Jim was also part of a small team of former military officers that Powell brought in to help improve staffing procedures, develop leadership, and mentor younger staff members. He took an office of 26 legislative management officers and built a close-knit, high-performing team that produced their best work for him.
It didn’t hurt that Jim had the ear of the Secretary as both a trusted attorney and confidant. But he didn’t limit himself to legal advice—he was also very involved with State’s legislative office helping to draft and improve legislative proposals and responses to members.
In 2005, Judge Terry was nominated and confirmed as Chairman of the Board of Veterans’ Appeals. A bit of perspective: New disability claims have more than doubled in the past 10 years, to an expected 1.45 million new claims this year. The number of BVA judges has not doubled in that time frame. This year, the board’s 60 Veterans law judges will decide about 50,000 appeals—over 800 appeals per judge.
From the start, Jim set his sights on both increasing productivity and improving accuracy. He recognized that you have to do both.
Over the past five years, Chairman Jim Terry has dramatically improved BVA’s productivity and improved accuracy from 89% in 2005 to 94% last year—more, faster, and better decisions. How did he do it? The Jim Terry standard: Get into the mission, identify mission critical tasks, lay out standing procedures, pin each rose on someone, and take care of your people.

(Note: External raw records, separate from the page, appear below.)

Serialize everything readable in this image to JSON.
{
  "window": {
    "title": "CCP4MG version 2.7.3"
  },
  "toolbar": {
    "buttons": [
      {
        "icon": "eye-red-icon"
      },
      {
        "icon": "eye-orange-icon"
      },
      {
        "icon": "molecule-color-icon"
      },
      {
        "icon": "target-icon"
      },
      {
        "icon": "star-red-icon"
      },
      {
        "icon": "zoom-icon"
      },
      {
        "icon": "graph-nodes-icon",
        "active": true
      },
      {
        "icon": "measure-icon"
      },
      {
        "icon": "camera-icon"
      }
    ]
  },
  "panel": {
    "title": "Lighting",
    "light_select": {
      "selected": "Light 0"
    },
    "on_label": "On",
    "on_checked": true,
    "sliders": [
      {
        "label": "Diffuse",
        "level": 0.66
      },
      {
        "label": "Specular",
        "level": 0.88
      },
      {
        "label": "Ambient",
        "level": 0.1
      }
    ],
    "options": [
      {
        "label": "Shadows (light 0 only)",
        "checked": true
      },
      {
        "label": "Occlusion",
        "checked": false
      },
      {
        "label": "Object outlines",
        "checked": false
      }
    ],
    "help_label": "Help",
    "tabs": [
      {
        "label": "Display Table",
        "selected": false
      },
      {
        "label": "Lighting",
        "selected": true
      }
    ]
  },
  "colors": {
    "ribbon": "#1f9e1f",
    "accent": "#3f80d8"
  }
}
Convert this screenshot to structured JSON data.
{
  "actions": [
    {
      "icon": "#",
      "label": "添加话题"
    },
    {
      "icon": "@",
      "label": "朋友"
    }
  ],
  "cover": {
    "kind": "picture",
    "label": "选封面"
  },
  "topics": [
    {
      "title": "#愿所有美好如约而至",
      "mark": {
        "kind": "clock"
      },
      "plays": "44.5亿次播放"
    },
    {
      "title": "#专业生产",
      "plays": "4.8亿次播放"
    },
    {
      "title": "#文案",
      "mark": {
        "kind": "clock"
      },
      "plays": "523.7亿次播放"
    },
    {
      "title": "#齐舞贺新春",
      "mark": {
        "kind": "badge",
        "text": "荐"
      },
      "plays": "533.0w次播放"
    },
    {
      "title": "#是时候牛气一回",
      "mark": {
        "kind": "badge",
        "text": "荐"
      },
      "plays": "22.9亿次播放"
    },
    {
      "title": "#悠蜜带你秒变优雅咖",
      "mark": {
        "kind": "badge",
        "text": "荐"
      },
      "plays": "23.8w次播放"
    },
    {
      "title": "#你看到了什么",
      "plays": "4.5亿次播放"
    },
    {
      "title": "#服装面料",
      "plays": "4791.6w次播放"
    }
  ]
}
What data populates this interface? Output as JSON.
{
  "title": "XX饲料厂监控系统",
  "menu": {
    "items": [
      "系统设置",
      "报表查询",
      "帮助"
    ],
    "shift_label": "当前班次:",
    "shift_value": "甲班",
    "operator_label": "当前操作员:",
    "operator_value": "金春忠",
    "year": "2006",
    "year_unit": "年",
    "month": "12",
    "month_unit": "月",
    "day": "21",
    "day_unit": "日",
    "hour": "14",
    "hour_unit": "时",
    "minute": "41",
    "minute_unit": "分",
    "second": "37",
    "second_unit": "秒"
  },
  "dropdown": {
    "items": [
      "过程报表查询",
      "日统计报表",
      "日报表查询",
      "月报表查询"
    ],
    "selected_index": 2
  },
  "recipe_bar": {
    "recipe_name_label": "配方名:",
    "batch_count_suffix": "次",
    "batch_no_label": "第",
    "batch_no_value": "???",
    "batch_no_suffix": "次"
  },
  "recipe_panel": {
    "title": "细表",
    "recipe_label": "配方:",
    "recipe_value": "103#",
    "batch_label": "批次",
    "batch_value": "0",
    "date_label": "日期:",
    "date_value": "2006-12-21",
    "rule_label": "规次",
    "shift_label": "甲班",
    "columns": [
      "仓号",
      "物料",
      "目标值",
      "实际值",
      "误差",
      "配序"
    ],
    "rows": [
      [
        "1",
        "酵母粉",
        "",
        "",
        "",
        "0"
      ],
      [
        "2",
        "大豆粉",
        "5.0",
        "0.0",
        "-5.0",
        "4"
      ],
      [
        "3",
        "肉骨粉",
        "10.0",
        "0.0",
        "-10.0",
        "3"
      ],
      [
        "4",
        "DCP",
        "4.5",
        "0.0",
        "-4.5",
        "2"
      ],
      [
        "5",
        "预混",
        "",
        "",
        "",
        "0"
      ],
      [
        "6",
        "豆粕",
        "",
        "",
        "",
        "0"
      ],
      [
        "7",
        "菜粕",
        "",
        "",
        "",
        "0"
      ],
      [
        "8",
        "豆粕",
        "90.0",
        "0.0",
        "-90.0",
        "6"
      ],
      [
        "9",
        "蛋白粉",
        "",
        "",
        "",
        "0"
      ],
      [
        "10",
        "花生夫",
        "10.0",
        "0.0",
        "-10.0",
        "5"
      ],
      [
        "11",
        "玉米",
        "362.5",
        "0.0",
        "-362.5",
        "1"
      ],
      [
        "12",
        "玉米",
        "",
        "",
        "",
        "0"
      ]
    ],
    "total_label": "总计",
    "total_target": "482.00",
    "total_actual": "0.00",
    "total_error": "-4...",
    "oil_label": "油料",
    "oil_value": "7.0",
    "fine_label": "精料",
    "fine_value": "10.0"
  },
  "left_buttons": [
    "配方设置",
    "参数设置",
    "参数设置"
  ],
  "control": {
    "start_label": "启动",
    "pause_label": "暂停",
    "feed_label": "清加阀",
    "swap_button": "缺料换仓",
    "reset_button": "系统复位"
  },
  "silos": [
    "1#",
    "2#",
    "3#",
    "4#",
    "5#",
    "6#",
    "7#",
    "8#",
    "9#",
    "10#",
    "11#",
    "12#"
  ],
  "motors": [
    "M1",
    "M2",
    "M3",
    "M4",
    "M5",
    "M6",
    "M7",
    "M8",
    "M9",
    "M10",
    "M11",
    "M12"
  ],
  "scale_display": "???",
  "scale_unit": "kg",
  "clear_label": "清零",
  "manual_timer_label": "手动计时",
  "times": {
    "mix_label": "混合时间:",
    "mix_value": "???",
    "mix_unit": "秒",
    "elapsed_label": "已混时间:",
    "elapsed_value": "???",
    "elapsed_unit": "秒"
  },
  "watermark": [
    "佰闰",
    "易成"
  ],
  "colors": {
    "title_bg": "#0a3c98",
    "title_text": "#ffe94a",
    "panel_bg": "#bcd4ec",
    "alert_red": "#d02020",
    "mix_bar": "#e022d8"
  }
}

He took care of his people, and they took care of the mission.
Jim’s a voracious reader with a restless mind—always reading, always thinking, always writing. Whether at home or at work, you’ll often find him at the computer. He’s a legal scholar with four academic degrees:
He has authored more than two dozen studies and articles on coercion control and national security law. He has two books scheduled for publication this year, one by the Naval Institute Press on the War on Terror, and another by the National Defense University on presidential authority.

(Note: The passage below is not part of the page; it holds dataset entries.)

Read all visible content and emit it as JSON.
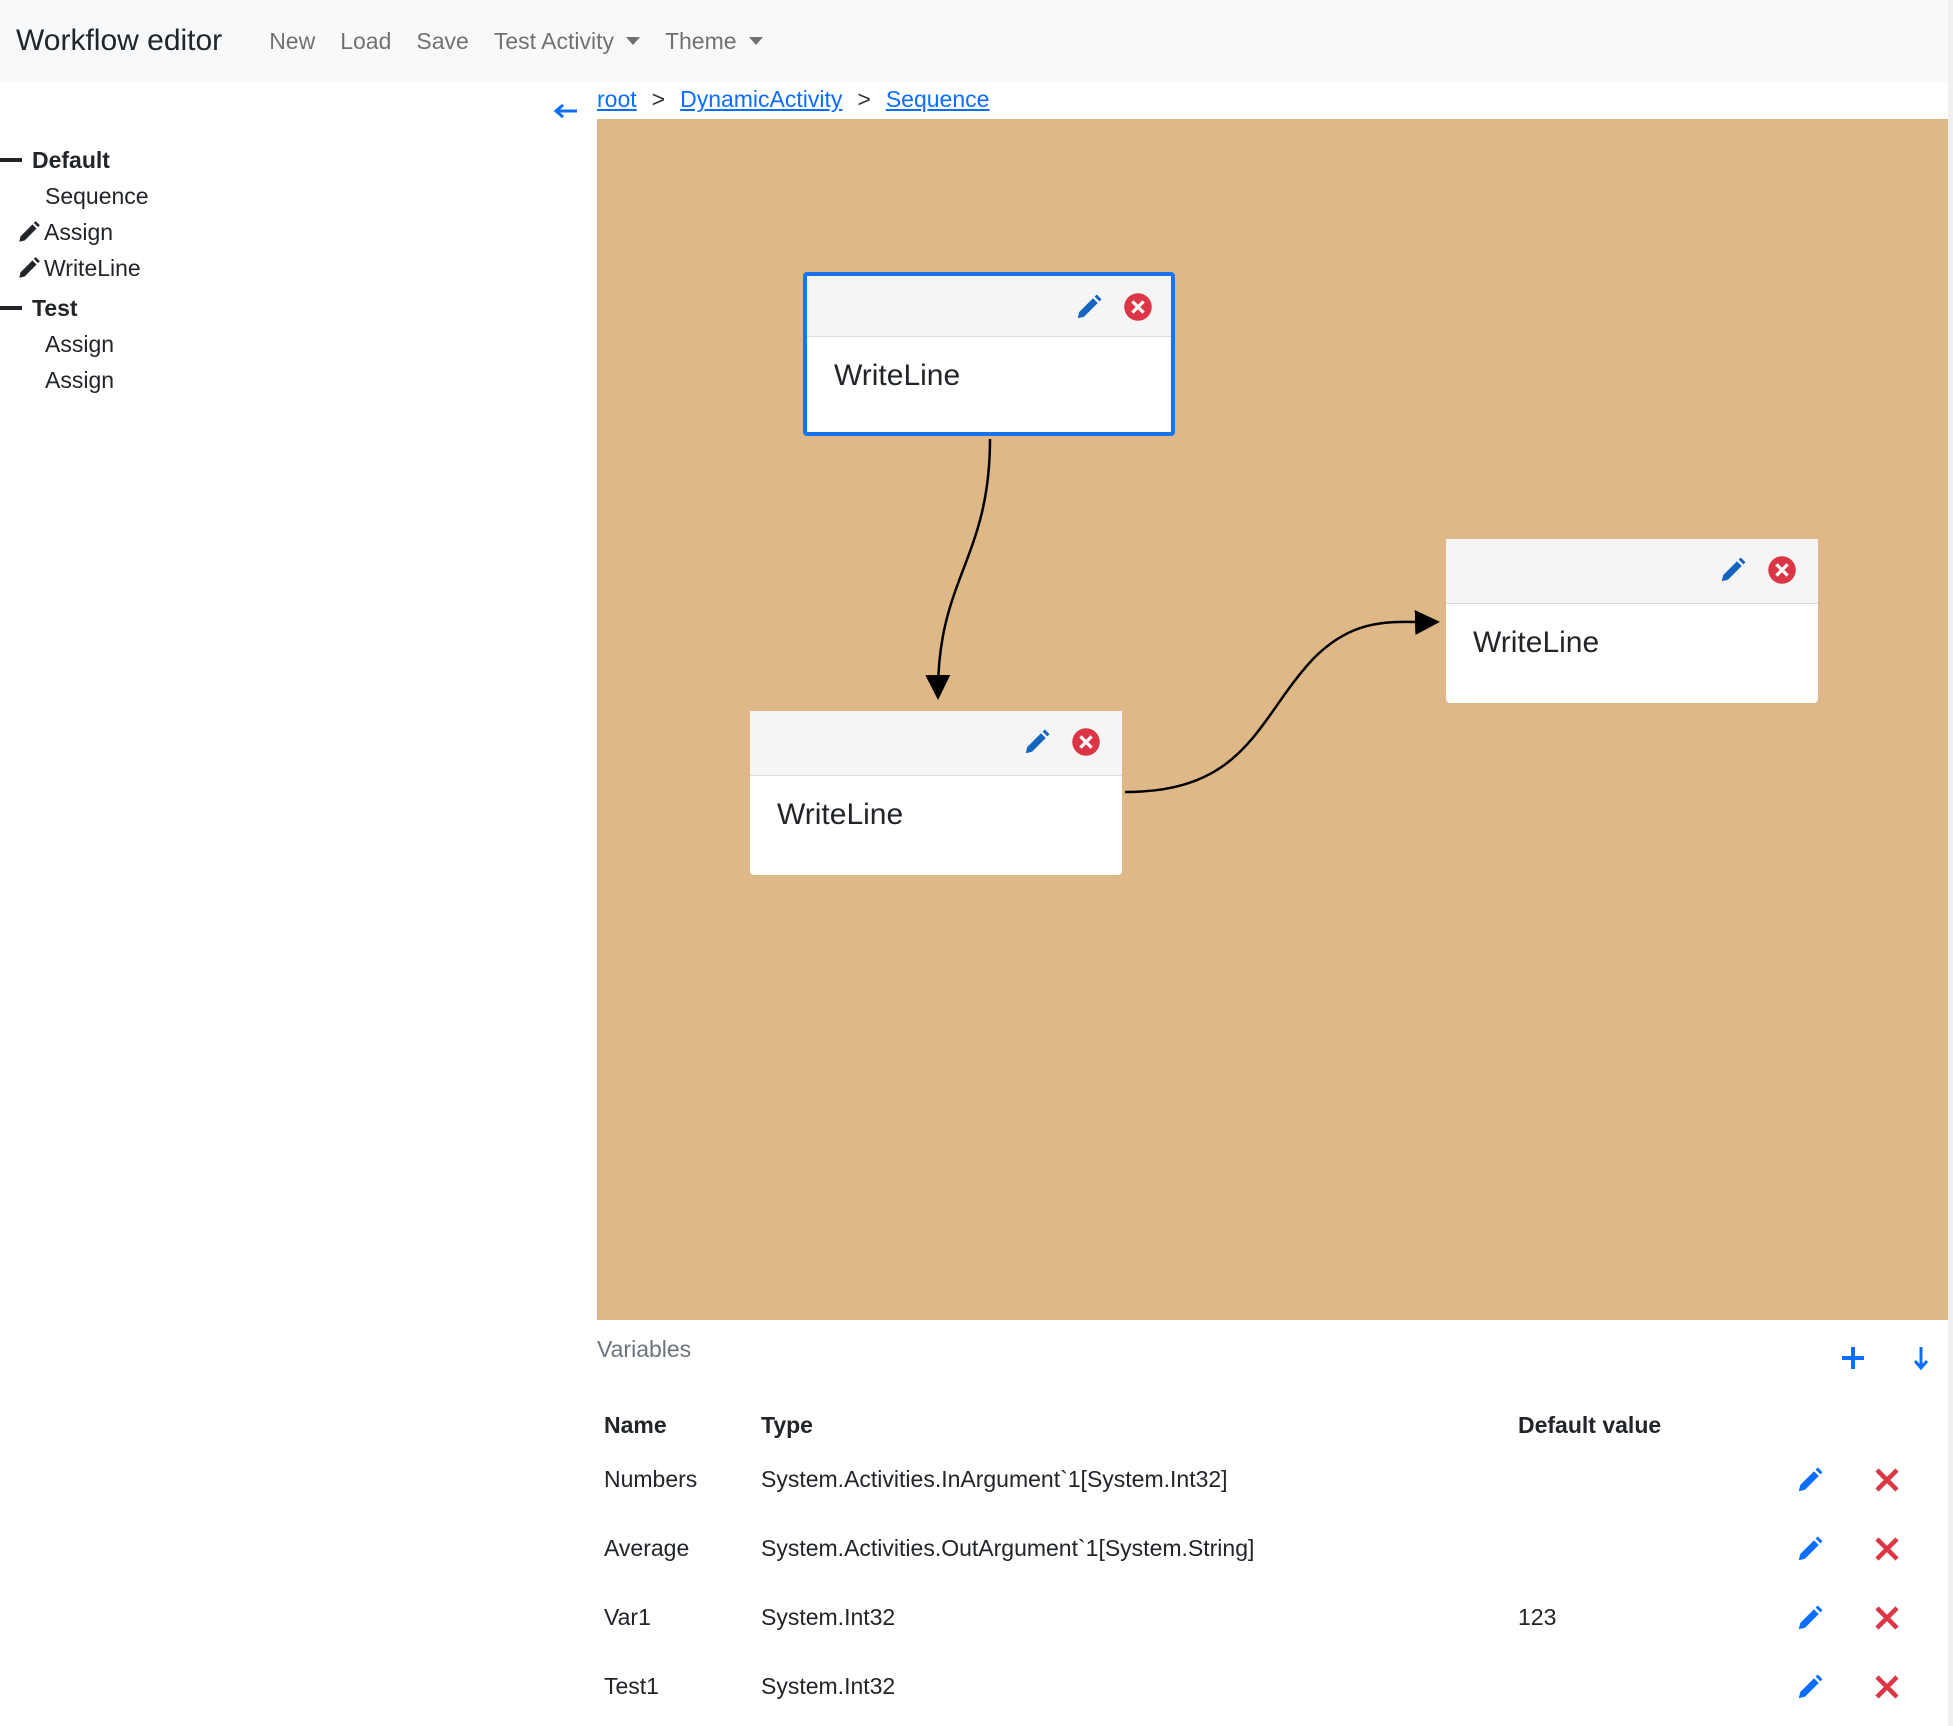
{
  "navbar": {
    "brand": "Workflow editor",
    "items": [
      {
        "label": "New"
      },
      {
        "label": "Load"
      },
      {
        "label": "Save"
      },
      {
        "label": "Test Activity",
        "dropdown": true
      },
      {
        "label": "Theme",
        "dropdown": true
      }
    ]
  },
  "sidebar": {
    "groups": [
      {
        "label": "Default",
        "items": [
          {
            "label": "Sequence",
            "editable": false
          },
          {
            "label": "Assign",
            "editable": true
          },
          {
            "label": "WriteLine",
            "editable": true
          }
        ]
      },
      {
        "label": "Test",
        "items": [
          {
            "label": "Assign",
            "editable": false
          },
          {
            "label": "Assign",
            "editable": false
          }
        ]
      }
    ]
  },
  "breadcrumb": [
    "root",
    "DynamicActivity",
    "Sequence"
  ],
  "breadcrumb_separator": ">",
  "canvas": {
    "background": "#deb887",
    "nodes": [
      {
        "title": "WriteLine",
        "selected": true
      },
      {
        "title": "WriteLine",
        "selected": false
      },
      {
        "title": "WriteLine",
        "selected": false
      }
    ],
    "edges": [
      {
        "from": 0,
        "to": 1
      },
      {
        "from": 1,
        "to": 2
      }
    ]
  },
  "variables": {
    "label": "Variables",
    "columns": [
      "Name",
      "Type",
      "Default value"
    ],
    "rows": [
      {
        "name": "Numbers",
        "type": "System.Activities.InArgument`1[System.Int32]",
        "default": ""
      },
      {
        "name": "Average",
        "type": "System.Activities.OutArgument`1[System.String]",
        "default": ""
      },
      {
        "name": "Var1",
        "type": "System.Int32",
        "default": "123"
      },
      {
        "name": "Test1",
        "type": "System.Int32",
        "default": ""
      }
    ]
  },
  "colors": {
    "accent": "#0d6efd",
    "danger": "#dc3545",
    "node_selected_border": "#1a73e8"
  },
  "icons": {
    "edit": "pencil-icon",
    "delete_node": "circle-x-icon",
    "delete_row": "x-icon",
    "add": "plus-icon",
    "download": "arrow-down-icon",
    "back": "arrow-left-icon"
  }
}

With his skills, knowledge, and attributes, he could have made a lot of money in the private sector, but Jim Terry has dedicated his life to the service of others—the Marine Corps, the Nation, and the Nation’s Veterans.

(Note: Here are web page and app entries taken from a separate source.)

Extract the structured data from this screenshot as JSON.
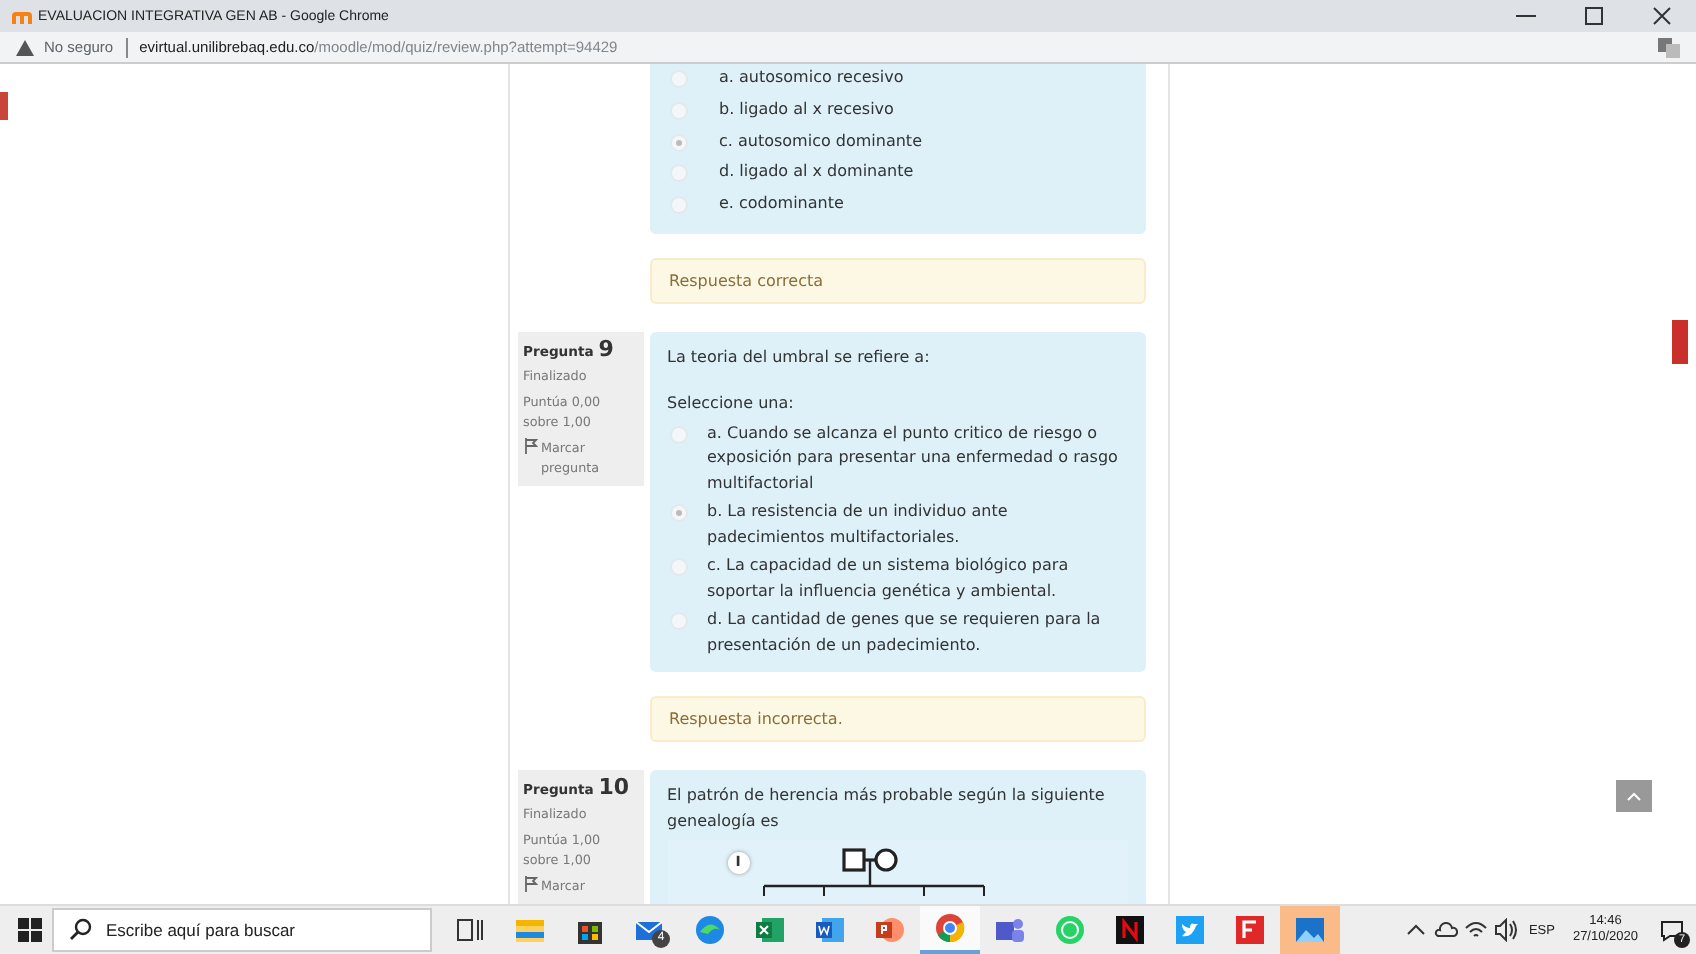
{
  "window": {
    "title": "EVALUACION INTEGRATIVA GEN AB - Google Chrome"
  },
  "address": {
    "security": "No seguro",
    "host": "evirtual.unilibrebaq.edu.co",
    "path": "/moodle/mod/quiz/review.php?attempt=94429"
  },
  "questions": [
    {
      "kind": "partial",
      "options": [
        {
          "label": "a. autosomico recesivo",
          "selected": false
        },
        {
          "label": "b. ligado al x recesivo",
          "selected": false
        },
        {
          "label": "c. autosomico dominante",
          "selected": true
        },
        {
          "label": "d. ligado al x dominante",
          "selected": false
        },
        {
          "label": "e. codominante",
          "selected": false
        }
      ],
      "feedback": "Respuesta correcta"
    },
    {
      "kind": "choice",
      "number_label": "Pregunta",
      "number": "9",
      "state": "Finalizado",
      "grade": "Puntúa 0,00 sobre 1,00",
      "flag": "Marcar pregunta",
      "text": "La teoria del umbral se refiere a:",
      "prompt": "Seleccione una:",
      "options": [
        {
          "label": "a. Cuando se alcanza el punto critico de riesgo o exposición para presentar una enfermedad o rasgo multifactorial",
          "selected": false
        },
        {
          "label": "b. La resistencia de un individuo ante padecimientos multifactoriales.",
          "selected": true
        },
        {
          "label": "c. La capacidad de un sistema biológico para soportar la influencia genética y ambiental.",
          "selected": false
        },
        {
          "label": "d. La cantidad de genes que se requieren para la presentación de un padecimiento.",
          "selected": false
        }
      ],
      "feedback": "Respuesta incorrecta."
    },
    {
      "kind": "figure",
      "number_label": "Pregunta",
      "number": "10",
      "state": "Finalizado",
      "grade": "Puntúa 1,00 sobre 1,00",
      "flag": "Marcar",
      "text": "El patrón de herencia más probable  según la siguiente genealogía es",
      "generation": "I"
    }
  ],
  "taskbar": {
    "search_placeholder": "Escribe aquí para buscar",
    "mail_badge": "4",
    "language": "ESP",
    "time": "14:46",
    "date": "27/10/2020",
    "notifications": "7"
  }
}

Jim Terry is the recipient of numerous State and Defense Department awards for dedicated and meritorious service. I am guessing that the ones most important to him are the Bronze Star for valor in combat, the Purple Heart for having felt the sting of battle, and the Combat Action Ribbon. These awards define his service with some of the finest Americans to have ever worn the American uniform.
Jim, thank you for your devotion to Veterans and your dedication to VA. Your service and leadership has immeasurably bettered every organization you signed on with. Countless Veterans are your beneficiaries. Their lives reflect the dignity and respect they sought through the appeals process, and you did not disappoint them, or us. Thank you personally for the education and support you provided me when I arrived and over the past two years. I am sorry to see you leave and will miss your counsel.
None of us does any of these jobs alone. I would like to acknowledge Mikki Terry’s own significant contributions to Jim’s accomplishments. Mikki is also a scholar, a former professor of English at George Washington University, and former deputy director of the Association for Supervision and Curriculum Development (ASCD).
Mikki, thank you for sharing Jim with us for the past five-and-a-half years. Without the love and support of our spouses and families, none of us would be able to serve the way we do. Your support of Jim has made possible his extraordinary achievements on behalf of Veterans. We know how much you love him because you’ve allowed him to recreate the “Dog’s Breath Inn” at your home on the Potomac—albeit separate from the main house.
God bless you both and your family as you turn yet another page in your lives together. You will both be long remembered here at VA. See you at Fenway! Thank you.